━━━━━ Data provided ━━━━━
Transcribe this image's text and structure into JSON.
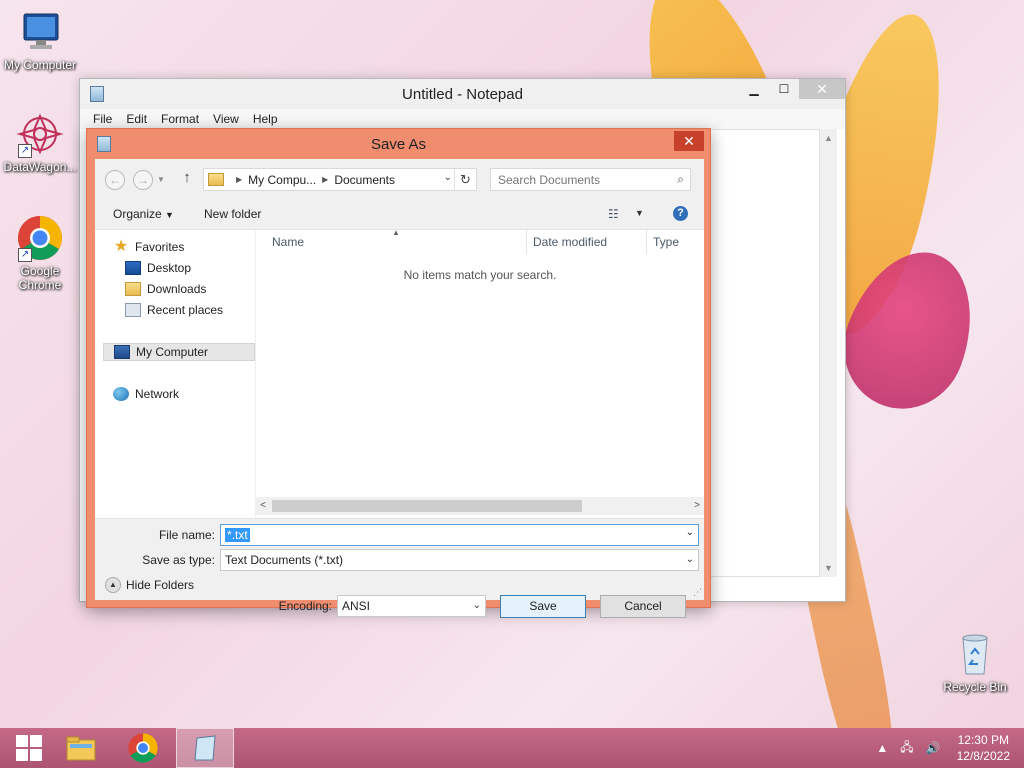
{
  "desktop": {
    "icons": [
      {
        "label": "My Computer"
      },
      {
        "label": "DataWagon..."
      },
      {
        "label": "Google Chrome"
      },
      {
        "label": "Recycle Bin"
      }
    ]
  },
  "notepad": {
    "title": "Untitled - Notepad",
    "menu": [
      "File",
      "Edit",
      "Format",
      "View",
      "Help"
    ]
  },
  "dialog": {
    "title": "Save As",
    "address": {
      "crumbs": [
        "My Compu...",
        "Documents"
      ]
    },
    "search_placeholder": "Search Documents",
    "toolbar": {
      "organize": "Organize",
      "new_folder": "New folder"
    },
    "nav": {
      "favorites": "Favorites",
      "desktop": "Desktop",
      "downloads": "Downloads",
      "recent": "Recent places",
      "my_computer": "My Computer",
      "network": "Network"
    },
    "columns": {
      "name": "Name",
      "date_modified": "Date modified",
      "type": "Type"
    },
    "empty_message": "No items match your search.",
    "file_name_label": "File name:",
    "file_name_value": "*.txt",
    "save_type_label": "Save as type:",
    "save_type_value": "Text Documents (*.txt)",
    "encoding_label": "Encoding:",
    "encoding_value": "ANSI",
    "hide_folders": "Hide Folders",
    "save_label": "Save",
    "cancel_label": "Cancel"
  },
  "taskbar": {
    "time": "12:30 PM",
    "date": "12/8/2022"
  },
  "colors": {
    "dialog_frame": "#f08d6e",
    "taskbar": "#b35a78",
    "selection": "#3399ff"
  }
}
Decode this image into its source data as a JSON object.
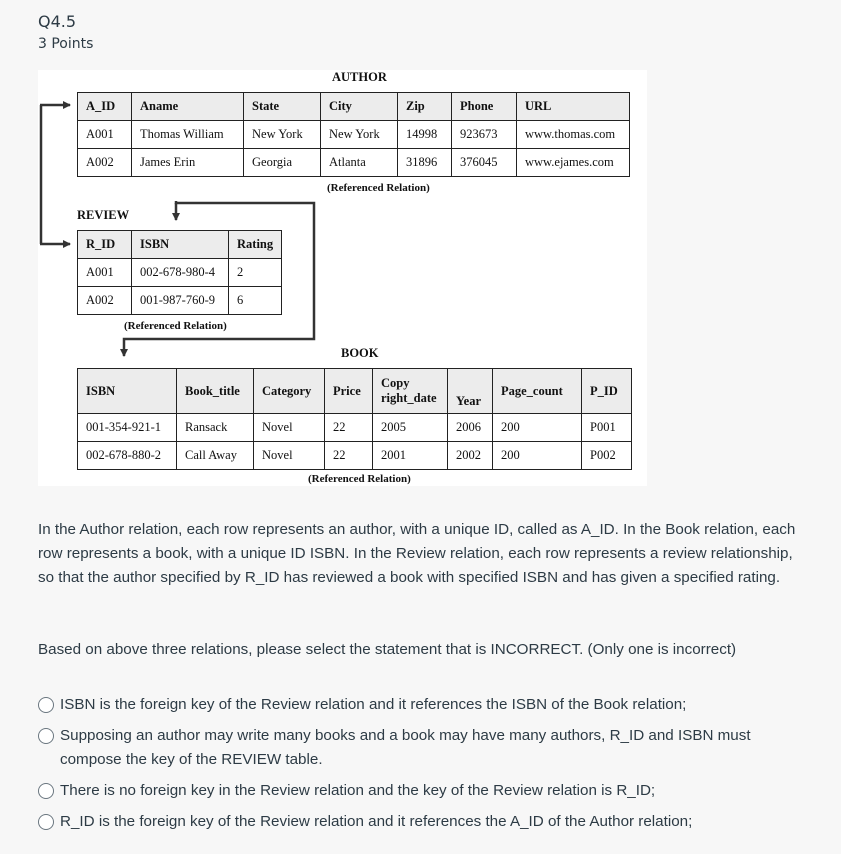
{
  "question": {
    "title": "Q4.5",
    "points": "3 Points"
  },
  "figure": {
    "author": {
      "label": "AUTHOR",
      "columns": [
        "A_ID",
        "Aname",
        "State",
        "City",
        "Zip",
        "Phone",
        "URL"
      ],
      "rows": [
        [
          "A001",
          "Thomas William",
          "New York",
          "New York",
          "14998",
          "923673",
          "www.thomas.com"
        ],
        [
          "A002",
          "James Erin",
          "Georgia",
          "Atlanta",
          "31896",
          "376045",
          "www.ejames.com"
        ]
      ],
      "note": "(Referenced Relation)"
    },
    "review": {
      "label": "REVIEW",
      "columns": [
        "R_ID",
        "ISBN",
        "Rating"
      ],
      "rows": [
        [
          "A001",
          "002-678-980-4",
          "2"
        ],
        [
          "A002",
          "001-987-760-9",
          "6"
        ]
      ],
      "note": "(Referenced Relation)"
    },
    "book": {
      "label": "BOOK",
      "columns": [
        "ISBN",
        "Book_title",
        "Category",
        "Price",
        "Copy right_date",
        "Year",
        "Page_count",
        "P_ID"
      ],
      "rows": [
        [
          "001-354-921-1",
          "Ransack",
          "Novel",
          "22",
          "2005",
          "2006",
          "200",
          "P001"
        ],
        [
          "002-678-880-2",
          "Call Away",
          "Novel",
          "22",
          "2001",
          "2002",
          "200",
          "P002"
        ]
      ],
      "note": "(Referenced Relation)"
    }
  },
  "description": "In the Author relation, each row represents an author, with a unique ID, called as A_ID. In the Book relation, each row represents a book, with a unique ID ISBN. In the Review relation, each row represents a review relationship, so that the author specified by R_ID has reviewed a book with specified ISBN and has given a specified rating.",
  "prompt": "Based on above three relations, please select the statement that is INCORRECT. (Only one is incorrect)",
  "options": [
    {
      "label": "ISBN is the foreign key of the Review relation and it references the ISBN of the Book relation;",
      "selected": false
    },
    {
      "label": "Supposing an author may write many books and a book may have many authors, R_ID and ISBN must compose the key of the REVIEW table.",
      "selected": false
    },
    {
      "label": "There is no foreign key in the Review relation and the key of the Review relation is R_ID;",
      "selected": false
    },
    {
      "label": "R_ID is the foreign key of the Review relation and it references the A_ID of the Author relation;",
      "selected": false
    }
  ]
}
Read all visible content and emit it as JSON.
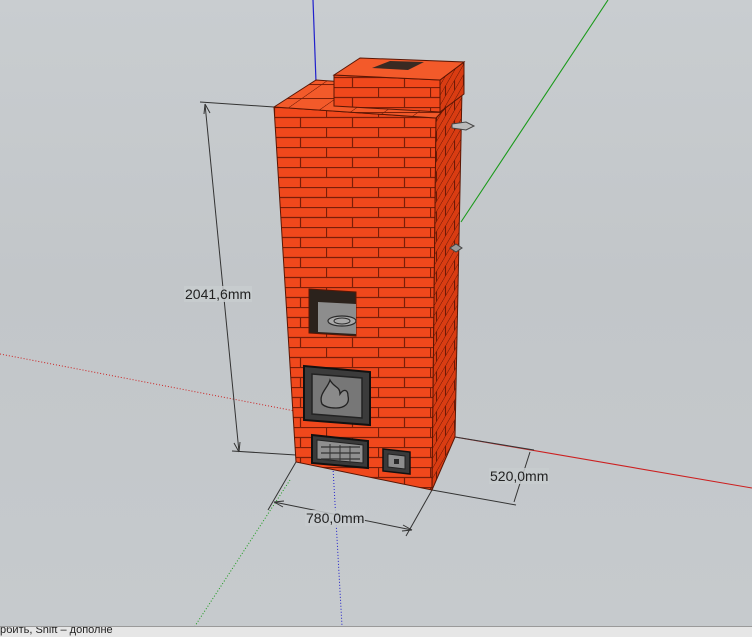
{
  "dimensions": {
    "height": "2041,6mm",
    "width": "780,0mm",
    "depth": "520,0mm"
  },
  "status_bar": {
    "text": "рбить, Shift – дополне"
  },
  "colors": {
    "brick_front": "#f0481c",
    "brick_side": "#d93c12",
    "brick_top": "#f35a2a",
    "mortar": "#7a1e08",
    "axis_red": "#cc2020",
    "axis_green": "#1a9a1a",
    "axis_blue": "#2020cc"
  },
  "icons": {
    "firebox_door": "flame-door-icon",
    "ash_door": "grate-door-icon",
    "cleanout_door": "cleanout-door-icon"
  }
}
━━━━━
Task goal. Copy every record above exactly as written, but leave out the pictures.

Your solution.
Transcribe this image's text and structure into JSON.
{
  "desktop": {
    "icons": [
      {
        "label": "My Computer"
      },
      {
        "label": "DataWagon..."
      },
      {
        "label": "Google Chrome"
      },
      {
        "label": "Recycle Bin"
      }
    ]
  },
  "notepad": {
    "title": "Untitled - Notepad",
    "menu": [
      "File",
      "Edit",
      "Format",
      "View",
      "Help"
    ]
  },
  "dialog": {
    "title": "Save As",
    "address": {
      "crumbs": [
        "My Compu...",
        "Documents"
      ]
    },
    "search_placeholder": "Search Documents",
    "toolbar": {
      "organize": "Organize",
      "new_folder": "New folder"
    },
    "nav": {
      "favorites": "Favorites",
      "desktop": "Desktop",
      "downloads": "Downloads",
      "recent": "Recent places",
      "my_computer": "My Computer",
      "network": "Network"
    },
    "columns": {
      "name": "Name",
      "date_modified": "Date modified",
      "type": "Type"
    },
    "empty_message": "No items match your search.",
    "file_name_label": "File name:",
    "file_name_value": "*.txt",
    "save_type_label": "Save as type:",
    "save_type_value": "Text Documents (*.txt)",
    "encoding_label": "Encoding:",
    "encoding_value": "ANSI",
    "hide_folders": "Hide Folders",
    "save_label": "Save",
    "cancel_label": "Cancel"
  },
  "taskbar": {
    "time": "12:30 PM",
    "date": "12/8/2022"
  },
  "colors": {
    "dialog_frame": "#f08d6e",
    "taskbar": "#b35a78",
    "selection": "#3399ff"
  }
}
Decode this image into its source data as a JSON object.
{
  "question": {
    "title": "Q4.5",
    "points": "3 Points"
  },
  "figure": {
    "author": {
      "label": "AUTHOR",
      "columns": [
        "A_ID",
        "Aname",
        "State",
        "City",
        "Zip",
        "Phone",
        "URL"
      ],
      "rows": [
        [
          "A001",
          "Thomas William",
          "New York",
          "New York",
          "14998",
          "923673",
          "www.thomas.com"
        ],
        [
          "A002",
          "James Erin",
          "Georgia",
          "Atlanta",
          "31896",
          "376045",
          "www.ejames.com"
        ]
      ],
      "note": "(Referenced Relation)"
    },
    "review": {
      "label": "REVIEW",
      "columns": [
        "R_ID",
        "ISBN",
        "Rating"
      ],
      "rows": [
        [
          "A001",
          "002-678-980-4",
          "2"
        ],
        [
          "A002",
          "001-987-760-9",
          "6"
        ]
      ],
      "note": "(Referenced Relation)"
    },
    "book": {
      "label": "BOOK",
      "columns": [
        "ISBN",
        "Book_title",
        "Category",
        "Price",
        "Copy right_date",
        "Year",
        "Page_count",
        "P_ID"
      ],
      "rows": [
        [
          "001-354-921-1",
          "Ransack",
          "Novel",
          "22",
          "2005",
          "2006",
          "200",
          "P001"
        ],
        [
          "002-678-880-2",
          "Call Away",
          "Novel",
          "22",
          "2001",
          "2002",
          "200",
          "P002"
        ]
      ],
      "note": "(Referenced Relation)"
    }
  },
  "description": "In the Author relation, each row represents an author, with a unique ID, called as A_ID. In the Book relation, each row represents a book, with a unique ID ISBN. In the Review relation, each row represents a review relationship, so that the author specified by R_ID has reviewed a book with specified ISBN and has given a specified rating.",
  "prompt": "Based on above three relations, please select the statement that is INCORRECT. (Only one is incorrect)",
  "options": [
    {
      "label": "ISBN is the foreign key of the Review relation and it references the ISBN of the Book relation;",
      "selected": false
    },
    {
      "label": "Supposing an author may write many books and a book may have many authors, R_ID and ISBN must compose the key of the REVIEW table.",
      "selected": false
    },
    {
      "label": "There is no foreign key in the Review relation and the key of the Review relation is R_ID;",
      "selected": false
    },
    {
      "label": "R_ID is the foreign key of the Review relation and it references the A_ID of the Author relation;",
      "selected": false
    }
  ]
}
Read all visible content and emit it as JSON.
{
  "dimensions": {
    "height": "2041,6mm",
    "width": "780,0mm",
    "depth": "520,0mm"
  },
  "status_bar": {
    "text": "рбить, Shift – дополне"
  },
  "colors": {
    "brick_front": "#f0481c",
    "brick_side": "#d93c12",
    "brick_top": "#f35a2a",
    "mortar": "#7a1e08",
    "axis_red": "#cc2020",
    "axis_green": "#1a9a1a",
    "axis_blue": "#2020cc"
  },
  "icons": {
    "firebox_door": "flame-door-icon",
    "ash_door": "grate-door-icon",
    "cleanout_door": "cleanout-door-icon"
  }
}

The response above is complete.